Powering all of British Columbia’s vehicles with kilowatts instead of petroleum could prove surprisingly cost-effective over the long haul.
Thanks in large part to its Clean Energy Act, British Columbia (BC) boasts one of North America’s cleanest electrical grids with close to 95 percent of its electricity generated from renewable sources—mainly hydropower, with smaller shares of biomass and wind. But that’s only part of the story: Electricity meets only 18 percent of BC’s total energy demand.
Fossil fuels remain the dominant energy source—with transportation contributing more than a third of the province’s total greenhouse gas emissions.
Enter University of Victoria researcher Victor Keller and colleagues from the PICS 2060 Project. Recently, the team set out to understand how much additional clean electricity the province would need in the coming decades to electrify all on-road transportation, what it would cost us, and what such a move would mean for the climate.
Switching from Pump to Plug
Their finding: Electrifying BC’s entire road fleet will require generation capacity to increase by up to 60 percent. And the best possible outcome of all the scenarios they tested? In the electrification scenario, where half of all available vehicles participate in utility-controlled charging, between the years 2015 and 2055 cumulative emissions in the province will drop 40 per cent.
That’s great carbon-cutting, but what are the cost implications? Presently the province requires that renewable energy sources must deliver at least 94 percent of the power on the grid—a policy known as a renewable energy portfolio standard. Assuming the government hangs onto that policy, researchers found that the needed increase in clean-electricity supply would raise the average unit cost of electricity by only 9 percent.
Furthermore, the cost premium drops even further—a mere 5 per cent—under a scenario in which drivers allow the electricity utility to choose when the vehicles are charged, via smart meters and other technologies.
“These results demonstrate that electrification of the transport system and a significant reduction in greenhouse gases can be carried out at low additional cost to the electricity system,” says Keller.
Where the Power Will Come From?
“If we are serious about climate change, we will likely require significant electrification of our energy services in coming decades,” says Keller. “The energy provided by the Site C project (1.1 GW) will be a welcome addition, but it just scratches the surface of potential increased energy needs.”
By the year 2055 BC will need to increase energy generation capacity 7.4 GW above 2015 levels to meet expected economic and population growth, that’s almost a 50% increase. Adding total vehicle fleet electrification, capacity will need to be 36 GW. That’s almost double the 2015 number.
Which begs the question: If all of us switch from pump to plug, what will produce the additional 14 GW worth of capacity?

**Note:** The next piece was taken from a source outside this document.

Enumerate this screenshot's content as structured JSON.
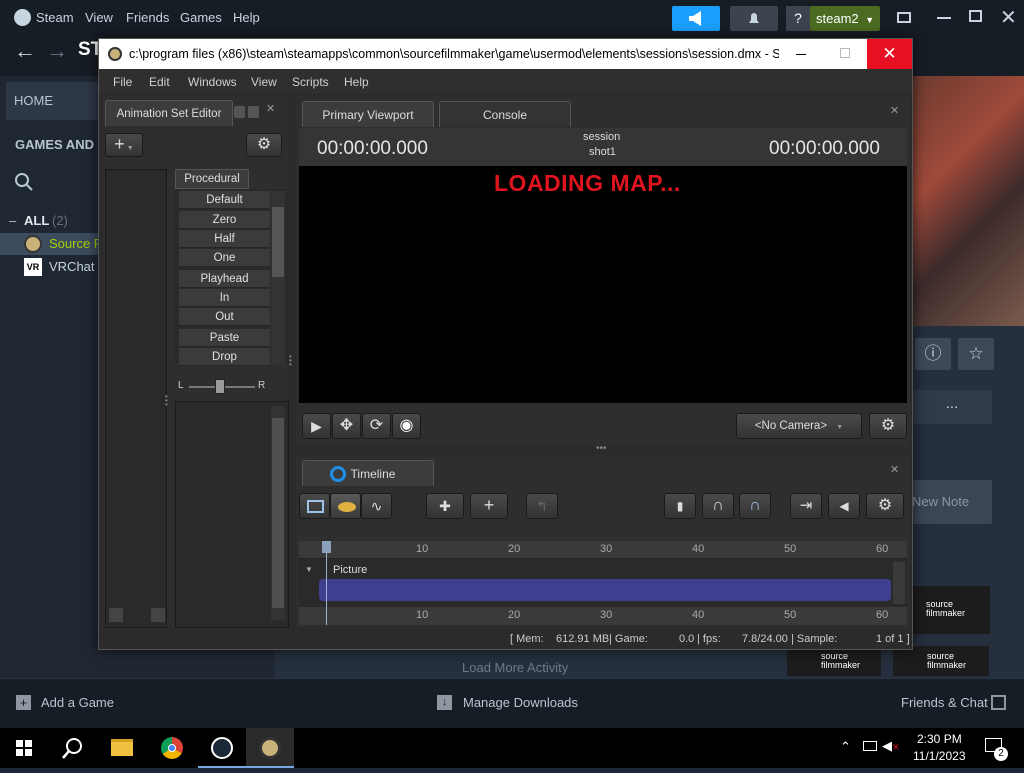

Keller points out that BC Hydro and private-sector power developers have already accessed most of the cost-effective opportunities to harness hydroelectricity. Geothermal remains an emerging technology, still in its infancy today. That leaves a pair of mature, utility-scale renewable-power sources that are sweeping the world, and that grow more affordable with each passing year.
“Solar and wind are looking very promising,” Keller says.